Almost two years ago in 2006 Debian decided to clean up their OpenSSL implementation. They found a few lines of code that were causing Valgrind and Purify to complain about access to uninitialized memory. Without a major investigation into the purpose of the suspect lines of code they were simply removed. All basic tests continued to pass with the lines of code removed and Purify and Valgrind both stopped complaining about the improper memory access. The change was forgotten and everyone believed that the OpenSSL implementation was working just fine.
For the purposes of all the OpenSSL algorithms there was no deficiency. Encryption and decryption and hashes would be calculated correctly. The problem was that the PRNG used for generating keys by the OpenSSL library had been crippled when those critical lines were removed back in 2006. This was not discovered until just this week when Luciano Bello discovered that without those lines the only ‘random’ data used to seed the PRNG was the PID of the OpenSSL process. On many Linux systems the PID is limited to a positive signed 16 bit value. This means there are only 32,767 possibilities. When new keys and certificates were generated by OpenSSL they relied on this number to provide all of their entropy.
The consequence of this bug is that from September 2006 until May 2008 there were only 32,767 possible keys that could be generated by OpenSSL. Several individuals have generated “black lists” of every possible key that this OpenSSL implementation could generate. According to some reports this entire list can be generated in a couple hours. This weakness affects any key generated by OpenSSL including SSH and DNSSEC keys among others.
Many machines will fail to be updated in a quick manner after the discovery of this vulnerability. There are already many botnets which spread by simply brute forcing common username and password combinations over SSH. It will probably not be long until some of these networks are modified to start attempting RSA authentication using the faulty OpenSSL keys. These attacks will not take long to develop and have the potential to compromise large numbers of machines. It is important for administrators to note that even if they replace and upgrade the OpenSSL package they must recreate and replace any keys or certificates generated by the broken OpenSSL kit.

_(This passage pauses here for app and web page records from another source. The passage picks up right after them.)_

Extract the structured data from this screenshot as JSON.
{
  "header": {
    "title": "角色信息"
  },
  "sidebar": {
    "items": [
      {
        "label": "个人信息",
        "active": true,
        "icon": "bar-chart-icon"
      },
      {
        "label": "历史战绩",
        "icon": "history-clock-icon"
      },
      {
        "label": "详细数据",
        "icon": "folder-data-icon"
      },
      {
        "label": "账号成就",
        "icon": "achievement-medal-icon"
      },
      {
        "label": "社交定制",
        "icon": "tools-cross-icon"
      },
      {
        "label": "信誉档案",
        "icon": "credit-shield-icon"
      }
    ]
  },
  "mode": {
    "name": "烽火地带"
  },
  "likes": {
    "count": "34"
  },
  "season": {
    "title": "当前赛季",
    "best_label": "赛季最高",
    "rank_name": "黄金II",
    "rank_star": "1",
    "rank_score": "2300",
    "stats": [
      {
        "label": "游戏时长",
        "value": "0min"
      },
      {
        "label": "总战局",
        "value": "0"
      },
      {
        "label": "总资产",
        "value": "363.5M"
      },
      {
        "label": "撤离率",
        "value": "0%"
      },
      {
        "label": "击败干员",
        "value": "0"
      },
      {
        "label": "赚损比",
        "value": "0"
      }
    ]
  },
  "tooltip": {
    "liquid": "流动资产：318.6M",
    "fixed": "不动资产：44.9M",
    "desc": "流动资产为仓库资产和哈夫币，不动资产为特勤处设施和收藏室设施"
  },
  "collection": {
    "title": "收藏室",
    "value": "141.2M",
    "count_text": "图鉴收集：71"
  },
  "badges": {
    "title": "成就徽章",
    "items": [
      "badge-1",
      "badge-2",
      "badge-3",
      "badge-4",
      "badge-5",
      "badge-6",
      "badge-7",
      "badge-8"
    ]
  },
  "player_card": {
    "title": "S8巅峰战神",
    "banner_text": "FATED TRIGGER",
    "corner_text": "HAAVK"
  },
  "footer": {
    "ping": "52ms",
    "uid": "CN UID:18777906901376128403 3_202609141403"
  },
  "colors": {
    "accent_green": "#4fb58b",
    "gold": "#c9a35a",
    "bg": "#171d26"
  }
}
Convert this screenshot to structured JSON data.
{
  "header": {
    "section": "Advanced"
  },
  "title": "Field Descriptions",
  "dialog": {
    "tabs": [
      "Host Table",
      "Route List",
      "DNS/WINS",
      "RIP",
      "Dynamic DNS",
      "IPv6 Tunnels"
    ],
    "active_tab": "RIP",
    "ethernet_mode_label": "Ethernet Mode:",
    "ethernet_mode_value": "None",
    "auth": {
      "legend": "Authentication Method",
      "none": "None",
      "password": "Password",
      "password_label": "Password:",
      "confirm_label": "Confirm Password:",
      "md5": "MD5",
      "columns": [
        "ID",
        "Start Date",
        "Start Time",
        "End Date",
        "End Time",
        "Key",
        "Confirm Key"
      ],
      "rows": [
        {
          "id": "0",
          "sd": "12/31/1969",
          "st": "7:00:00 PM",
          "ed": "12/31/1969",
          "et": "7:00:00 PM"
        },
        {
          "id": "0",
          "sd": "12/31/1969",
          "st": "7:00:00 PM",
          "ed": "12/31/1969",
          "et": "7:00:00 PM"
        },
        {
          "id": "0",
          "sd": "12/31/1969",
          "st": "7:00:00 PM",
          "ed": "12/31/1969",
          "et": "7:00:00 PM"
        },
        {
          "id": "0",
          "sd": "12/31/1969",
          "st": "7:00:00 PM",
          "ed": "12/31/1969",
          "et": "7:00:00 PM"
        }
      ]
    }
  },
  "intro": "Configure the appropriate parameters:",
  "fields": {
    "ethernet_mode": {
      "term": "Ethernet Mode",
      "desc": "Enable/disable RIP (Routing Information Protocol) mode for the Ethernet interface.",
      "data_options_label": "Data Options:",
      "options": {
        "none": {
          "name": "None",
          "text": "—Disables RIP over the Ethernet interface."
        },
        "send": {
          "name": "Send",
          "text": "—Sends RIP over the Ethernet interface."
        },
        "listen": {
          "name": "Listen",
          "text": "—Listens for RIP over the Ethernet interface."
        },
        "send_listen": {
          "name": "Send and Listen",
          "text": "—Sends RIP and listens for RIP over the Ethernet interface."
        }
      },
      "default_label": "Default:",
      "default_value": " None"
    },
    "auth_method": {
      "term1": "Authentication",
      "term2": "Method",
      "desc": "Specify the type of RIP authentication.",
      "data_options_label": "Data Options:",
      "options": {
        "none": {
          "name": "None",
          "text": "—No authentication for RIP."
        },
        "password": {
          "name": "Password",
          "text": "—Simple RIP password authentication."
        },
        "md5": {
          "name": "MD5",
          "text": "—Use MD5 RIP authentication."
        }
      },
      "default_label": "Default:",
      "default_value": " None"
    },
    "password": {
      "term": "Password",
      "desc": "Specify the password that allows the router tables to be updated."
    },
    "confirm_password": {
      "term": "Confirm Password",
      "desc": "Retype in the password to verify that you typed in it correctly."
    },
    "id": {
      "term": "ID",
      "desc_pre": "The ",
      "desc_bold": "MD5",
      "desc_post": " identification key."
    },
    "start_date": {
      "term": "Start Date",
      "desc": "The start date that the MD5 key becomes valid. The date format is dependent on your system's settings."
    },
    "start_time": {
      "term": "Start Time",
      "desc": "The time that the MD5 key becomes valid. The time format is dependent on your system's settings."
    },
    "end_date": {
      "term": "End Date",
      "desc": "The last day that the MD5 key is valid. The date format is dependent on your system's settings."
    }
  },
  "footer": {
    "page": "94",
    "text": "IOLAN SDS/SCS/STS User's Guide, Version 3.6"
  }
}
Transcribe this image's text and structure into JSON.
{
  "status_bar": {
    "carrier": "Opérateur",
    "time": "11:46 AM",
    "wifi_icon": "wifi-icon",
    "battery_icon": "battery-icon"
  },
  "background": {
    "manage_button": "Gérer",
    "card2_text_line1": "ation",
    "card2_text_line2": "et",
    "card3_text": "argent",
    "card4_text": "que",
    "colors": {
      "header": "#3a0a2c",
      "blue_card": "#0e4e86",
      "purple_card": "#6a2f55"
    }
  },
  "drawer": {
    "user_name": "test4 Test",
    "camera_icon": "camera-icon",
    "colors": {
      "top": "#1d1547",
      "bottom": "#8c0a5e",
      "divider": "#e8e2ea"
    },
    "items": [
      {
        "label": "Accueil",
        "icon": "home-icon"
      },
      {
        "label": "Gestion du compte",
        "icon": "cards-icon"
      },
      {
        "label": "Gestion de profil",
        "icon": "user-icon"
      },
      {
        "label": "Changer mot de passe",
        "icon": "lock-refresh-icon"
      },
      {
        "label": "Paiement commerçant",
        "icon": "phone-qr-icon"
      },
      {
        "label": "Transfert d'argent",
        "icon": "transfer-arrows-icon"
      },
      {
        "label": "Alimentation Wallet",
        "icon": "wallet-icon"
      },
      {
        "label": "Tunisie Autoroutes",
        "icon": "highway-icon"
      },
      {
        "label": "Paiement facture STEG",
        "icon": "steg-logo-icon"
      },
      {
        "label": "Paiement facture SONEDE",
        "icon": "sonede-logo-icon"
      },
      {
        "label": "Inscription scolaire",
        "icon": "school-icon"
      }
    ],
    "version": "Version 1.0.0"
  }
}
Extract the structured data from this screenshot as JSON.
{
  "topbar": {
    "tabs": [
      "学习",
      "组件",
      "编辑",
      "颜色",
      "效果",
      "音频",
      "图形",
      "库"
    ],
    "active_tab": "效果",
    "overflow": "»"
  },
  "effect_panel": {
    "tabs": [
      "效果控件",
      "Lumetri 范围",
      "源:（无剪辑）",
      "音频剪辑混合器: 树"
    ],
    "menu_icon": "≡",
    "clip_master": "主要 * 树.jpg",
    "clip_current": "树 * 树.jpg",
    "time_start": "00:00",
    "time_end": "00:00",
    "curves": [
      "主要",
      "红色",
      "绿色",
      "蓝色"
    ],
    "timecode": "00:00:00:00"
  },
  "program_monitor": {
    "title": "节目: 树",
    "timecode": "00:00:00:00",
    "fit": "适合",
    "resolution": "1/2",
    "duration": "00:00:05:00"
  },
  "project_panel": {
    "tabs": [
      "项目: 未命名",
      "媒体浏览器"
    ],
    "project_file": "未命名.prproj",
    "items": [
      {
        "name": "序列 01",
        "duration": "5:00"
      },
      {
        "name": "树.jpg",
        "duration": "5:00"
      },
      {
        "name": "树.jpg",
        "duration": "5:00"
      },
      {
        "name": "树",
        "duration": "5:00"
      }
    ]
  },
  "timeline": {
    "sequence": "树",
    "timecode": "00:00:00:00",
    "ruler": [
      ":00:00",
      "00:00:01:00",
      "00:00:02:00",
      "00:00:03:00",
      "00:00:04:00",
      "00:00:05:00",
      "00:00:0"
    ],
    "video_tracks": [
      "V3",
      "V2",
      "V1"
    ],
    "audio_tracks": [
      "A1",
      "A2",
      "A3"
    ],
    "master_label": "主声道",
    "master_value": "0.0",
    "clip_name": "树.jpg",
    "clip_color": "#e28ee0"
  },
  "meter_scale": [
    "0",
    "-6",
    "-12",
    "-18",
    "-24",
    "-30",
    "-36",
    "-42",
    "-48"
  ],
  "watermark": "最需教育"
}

The moral for developers is to always be sure you understand the impact of your code changes. This goes extra for critical libraries like OpenSSL. Minor and seemingly inconsequential changes can leave major problems festering undetected for years. There may also be some changes in the way that Debian developers work with the developers of other related software packages like OpenSSL. Hopefully increased communication between the development teams in the future can prevent this kind of bug from recurring.